The Penny has a great kitchen with several daily specials and a menu of smaller items that are prepared by guys you might call chefs rather than cooks, though they’d probably rather be called cooks than chefs. They are known for their spectacular chicken wings, which I recommend if you can fight your way in on Chicken Wing Night, or any other night for that matter.
As I said, I’m not here to eat; I’m here to start my drink odyssey, my 69 Drinks. I was sitting in the Penny at the bar and noticed a strange plaque on the wall. I then realized there were a number of other such plaques all around the room. It’s hard to read the writing on them in the dim lighting; crudely fashioned, they have a carved portrait of a man or, in a few cases, a woman, a name, the words Club 69, and a date. You could easily miss these plaques among the jumbled profusion of advertising signs and photographs of patrons doing silly things.

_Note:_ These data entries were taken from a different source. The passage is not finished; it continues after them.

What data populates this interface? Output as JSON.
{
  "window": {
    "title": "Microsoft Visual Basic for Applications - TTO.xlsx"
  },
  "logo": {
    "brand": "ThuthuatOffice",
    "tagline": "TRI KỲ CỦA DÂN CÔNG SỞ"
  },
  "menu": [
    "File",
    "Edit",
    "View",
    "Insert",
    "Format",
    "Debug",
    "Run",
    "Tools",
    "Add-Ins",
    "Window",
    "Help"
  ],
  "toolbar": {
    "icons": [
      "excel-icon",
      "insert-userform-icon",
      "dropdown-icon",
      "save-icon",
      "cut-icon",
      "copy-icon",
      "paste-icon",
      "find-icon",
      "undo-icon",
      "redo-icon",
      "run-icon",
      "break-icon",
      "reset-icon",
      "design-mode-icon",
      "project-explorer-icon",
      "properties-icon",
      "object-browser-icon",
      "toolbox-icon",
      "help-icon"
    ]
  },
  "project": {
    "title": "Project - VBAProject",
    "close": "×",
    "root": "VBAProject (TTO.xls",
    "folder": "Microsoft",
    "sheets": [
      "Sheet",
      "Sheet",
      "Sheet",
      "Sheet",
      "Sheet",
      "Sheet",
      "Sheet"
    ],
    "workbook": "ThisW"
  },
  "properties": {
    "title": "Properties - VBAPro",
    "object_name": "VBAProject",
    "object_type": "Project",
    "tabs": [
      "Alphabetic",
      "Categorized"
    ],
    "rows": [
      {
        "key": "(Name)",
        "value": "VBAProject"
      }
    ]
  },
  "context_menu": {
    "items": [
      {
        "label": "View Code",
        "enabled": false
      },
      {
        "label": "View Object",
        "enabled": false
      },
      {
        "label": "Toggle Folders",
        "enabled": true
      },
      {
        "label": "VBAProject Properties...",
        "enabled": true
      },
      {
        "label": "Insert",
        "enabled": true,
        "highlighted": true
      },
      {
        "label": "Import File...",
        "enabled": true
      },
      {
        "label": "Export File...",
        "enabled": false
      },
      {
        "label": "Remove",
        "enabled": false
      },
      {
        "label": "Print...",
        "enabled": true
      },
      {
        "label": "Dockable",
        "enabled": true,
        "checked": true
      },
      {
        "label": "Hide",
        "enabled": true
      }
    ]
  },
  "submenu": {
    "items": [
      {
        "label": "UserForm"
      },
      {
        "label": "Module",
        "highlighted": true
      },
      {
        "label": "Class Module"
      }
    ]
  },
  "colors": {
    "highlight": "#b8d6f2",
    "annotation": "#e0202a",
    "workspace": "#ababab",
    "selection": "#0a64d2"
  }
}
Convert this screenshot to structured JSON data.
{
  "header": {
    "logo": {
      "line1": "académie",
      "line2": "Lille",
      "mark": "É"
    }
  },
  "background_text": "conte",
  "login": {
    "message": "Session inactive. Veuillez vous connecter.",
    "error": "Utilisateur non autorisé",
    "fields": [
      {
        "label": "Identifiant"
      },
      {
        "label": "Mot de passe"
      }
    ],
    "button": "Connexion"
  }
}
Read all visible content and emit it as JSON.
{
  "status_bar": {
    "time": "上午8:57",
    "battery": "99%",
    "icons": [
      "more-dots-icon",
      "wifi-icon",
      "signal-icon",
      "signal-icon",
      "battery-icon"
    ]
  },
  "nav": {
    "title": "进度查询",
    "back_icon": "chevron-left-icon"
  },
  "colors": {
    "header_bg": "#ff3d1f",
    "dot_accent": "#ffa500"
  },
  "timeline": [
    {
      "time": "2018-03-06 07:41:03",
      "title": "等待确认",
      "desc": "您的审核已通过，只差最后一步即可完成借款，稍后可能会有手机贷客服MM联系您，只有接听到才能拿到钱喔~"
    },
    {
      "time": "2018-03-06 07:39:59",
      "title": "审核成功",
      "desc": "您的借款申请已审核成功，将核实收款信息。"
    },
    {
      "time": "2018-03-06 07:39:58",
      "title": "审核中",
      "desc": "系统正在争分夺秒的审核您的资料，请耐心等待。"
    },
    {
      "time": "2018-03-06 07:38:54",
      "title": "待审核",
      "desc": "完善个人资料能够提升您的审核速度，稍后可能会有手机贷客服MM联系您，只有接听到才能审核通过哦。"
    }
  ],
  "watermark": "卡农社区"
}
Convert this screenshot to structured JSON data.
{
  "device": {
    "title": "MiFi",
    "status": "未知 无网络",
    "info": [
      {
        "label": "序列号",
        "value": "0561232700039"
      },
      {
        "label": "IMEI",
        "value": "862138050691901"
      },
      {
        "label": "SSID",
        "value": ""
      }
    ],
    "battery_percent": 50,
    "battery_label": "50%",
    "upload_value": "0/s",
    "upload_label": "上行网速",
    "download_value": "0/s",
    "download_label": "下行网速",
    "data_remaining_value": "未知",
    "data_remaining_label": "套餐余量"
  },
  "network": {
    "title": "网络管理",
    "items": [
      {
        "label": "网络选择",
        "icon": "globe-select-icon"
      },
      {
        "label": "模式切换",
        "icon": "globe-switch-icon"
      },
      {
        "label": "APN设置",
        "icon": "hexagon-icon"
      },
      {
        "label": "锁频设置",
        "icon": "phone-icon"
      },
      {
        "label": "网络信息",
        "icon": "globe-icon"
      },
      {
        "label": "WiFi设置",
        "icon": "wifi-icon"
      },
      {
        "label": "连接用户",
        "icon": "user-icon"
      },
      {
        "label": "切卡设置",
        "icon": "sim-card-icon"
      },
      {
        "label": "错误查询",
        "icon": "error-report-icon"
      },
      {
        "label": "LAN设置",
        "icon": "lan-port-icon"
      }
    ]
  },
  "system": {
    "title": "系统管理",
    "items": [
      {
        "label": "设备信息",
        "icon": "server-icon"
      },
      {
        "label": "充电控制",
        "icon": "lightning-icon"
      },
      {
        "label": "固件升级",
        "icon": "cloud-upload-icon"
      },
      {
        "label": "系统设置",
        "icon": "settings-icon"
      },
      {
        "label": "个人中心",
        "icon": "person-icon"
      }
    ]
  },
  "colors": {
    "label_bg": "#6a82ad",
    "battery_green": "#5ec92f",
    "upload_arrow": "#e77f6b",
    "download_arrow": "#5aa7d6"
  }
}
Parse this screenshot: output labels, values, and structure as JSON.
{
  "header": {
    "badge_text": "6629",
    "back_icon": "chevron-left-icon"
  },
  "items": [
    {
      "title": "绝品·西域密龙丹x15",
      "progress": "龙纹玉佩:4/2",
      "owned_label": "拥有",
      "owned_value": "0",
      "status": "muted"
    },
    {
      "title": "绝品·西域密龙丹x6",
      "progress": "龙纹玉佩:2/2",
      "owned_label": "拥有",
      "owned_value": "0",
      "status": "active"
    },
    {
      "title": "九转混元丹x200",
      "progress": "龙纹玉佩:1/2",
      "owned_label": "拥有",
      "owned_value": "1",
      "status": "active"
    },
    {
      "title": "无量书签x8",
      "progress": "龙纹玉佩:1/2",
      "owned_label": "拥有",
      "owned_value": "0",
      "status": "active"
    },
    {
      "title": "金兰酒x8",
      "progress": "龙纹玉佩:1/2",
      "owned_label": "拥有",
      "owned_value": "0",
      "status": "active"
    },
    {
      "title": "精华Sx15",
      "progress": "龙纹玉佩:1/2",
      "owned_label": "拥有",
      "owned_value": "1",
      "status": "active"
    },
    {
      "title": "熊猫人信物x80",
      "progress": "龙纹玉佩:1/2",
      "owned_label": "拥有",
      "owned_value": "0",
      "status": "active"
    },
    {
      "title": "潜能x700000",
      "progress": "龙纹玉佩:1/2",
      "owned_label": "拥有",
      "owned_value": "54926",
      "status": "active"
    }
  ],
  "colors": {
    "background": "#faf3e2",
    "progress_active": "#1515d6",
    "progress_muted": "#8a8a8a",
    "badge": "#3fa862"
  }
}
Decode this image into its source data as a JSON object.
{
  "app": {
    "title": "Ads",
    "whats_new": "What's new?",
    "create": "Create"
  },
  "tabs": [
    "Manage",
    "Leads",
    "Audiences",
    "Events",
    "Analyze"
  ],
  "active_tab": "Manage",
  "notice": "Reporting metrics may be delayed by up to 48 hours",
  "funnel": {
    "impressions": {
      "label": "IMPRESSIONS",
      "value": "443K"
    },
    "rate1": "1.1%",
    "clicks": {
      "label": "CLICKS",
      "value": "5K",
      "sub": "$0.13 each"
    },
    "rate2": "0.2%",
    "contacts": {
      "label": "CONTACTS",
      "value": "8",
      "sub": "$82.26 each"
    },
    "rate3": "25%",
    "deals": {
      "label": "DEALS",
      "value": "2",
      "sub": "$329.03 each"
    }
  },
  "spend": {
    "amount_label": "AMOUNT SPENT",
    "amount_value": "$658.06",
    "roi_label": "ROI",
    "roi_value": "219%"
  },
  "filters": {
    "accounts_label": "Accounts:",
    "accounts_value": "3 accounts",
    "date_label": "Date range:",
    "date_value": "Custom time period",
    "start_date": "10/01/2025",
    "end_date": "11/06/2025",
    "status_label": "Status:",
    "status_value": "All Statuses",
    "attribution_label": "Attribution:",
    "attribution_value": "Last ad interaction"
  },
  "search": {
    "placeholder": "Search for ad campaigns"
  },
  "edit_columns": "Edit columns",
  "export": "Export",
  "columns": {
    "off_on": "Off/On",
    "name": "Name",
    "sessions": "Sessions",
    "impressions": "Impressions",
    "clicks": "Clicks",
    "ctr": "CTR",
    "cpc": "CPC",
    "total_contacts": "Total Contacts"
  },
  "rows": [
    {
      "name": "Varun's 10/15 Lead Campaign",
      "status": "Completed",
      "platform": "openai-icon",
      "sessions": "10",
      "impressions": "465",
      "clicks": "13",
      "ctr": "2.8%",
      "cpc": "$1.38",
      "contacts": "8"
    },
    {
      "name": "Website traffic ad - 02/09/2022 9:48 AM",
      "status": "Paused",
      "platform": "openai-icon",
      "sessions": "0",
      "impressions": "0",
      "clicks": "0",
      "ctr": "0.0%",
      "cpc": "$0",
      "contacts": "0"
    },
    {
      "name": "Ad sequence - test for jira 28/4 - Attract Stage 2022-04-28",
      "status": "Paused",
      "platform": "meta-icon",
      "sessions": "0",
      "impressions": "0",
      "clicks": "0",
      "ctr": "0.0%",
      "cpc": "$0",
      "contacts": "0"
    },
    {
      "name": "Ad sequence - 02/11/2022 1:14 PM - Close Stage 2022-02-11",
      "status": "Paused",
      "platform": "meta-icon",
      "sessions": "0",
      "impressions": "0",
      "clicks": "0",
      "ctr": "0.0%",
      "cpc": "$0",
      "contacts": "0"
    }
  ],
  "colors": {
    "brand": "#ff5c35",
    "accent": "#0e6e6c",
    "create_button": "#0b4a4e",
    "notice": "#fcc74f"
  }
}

I ask my drinking partner, Mark, also a recent retiree who lives two doors down from me and is currently sitting on the bar stool one over. “What gives with the wooden plaques?” He’s a regular at the Penny. It turns out that these plaques commemorate a small cadre of brave men and women who have taken the Lead Penny Challenge: to buy and consume at least one drink from each of the 69 bottles in the back bar that stretches around several walls of the barroom. No time limit. However long it takes you — hours, days, weeks, months, years. If you complete the challenge, you get a free carved wooden plaque commemorating your achievement. I am reminded of Alice, she of Wonderland, who finds a small bottle and a note that says, Drink Me. Who could resist? Certainly not Alice. After about half a minute’s thought I make my decision: I’m in.
I’d like to add right up front; this is not going to be a blog about the delights and characteristics of various liquors or the pleasures of the drinking life. Scores of blogs already hand out advice and information on spirits. I find these blogs only mildly interesting, and I have no interest in duplicating their efforts. Then what is this blog about, you may reasonably ask?
It is about me and my interesting small town, history, aging, friendships and anything else I find compelling. It’s about living, making my way through what I call my third act. A few years ago I wrote a memoir, and I enjoyed looking back and seeing how my life has been influenced by events large and small, mostly small. I am reminded of Homer’s Odyssey (really, who isn’t? Joke!). In the beginning, Homer’s narrator explains why he is going to tell the story of Odysseus and his great journey. Here’s Homer…
For myself I declare that there is no greater fulfillment of delight than when joy possesses a whole people, and banqueters in the halls listen to a minstrel as they sit in order due, and by them tables are laden with bread and meat, and the cup-bearer draws wine from the bowl and bears it round and pours it into the cups. This seems to my mind the fairest thing there is.
It’s a story. I’m a minstrel. I’m just pouring wine into the cups, 69 drinks, one by one.
Am I, like Alice, about to slip down a rabbit hole?
I certainly hope so.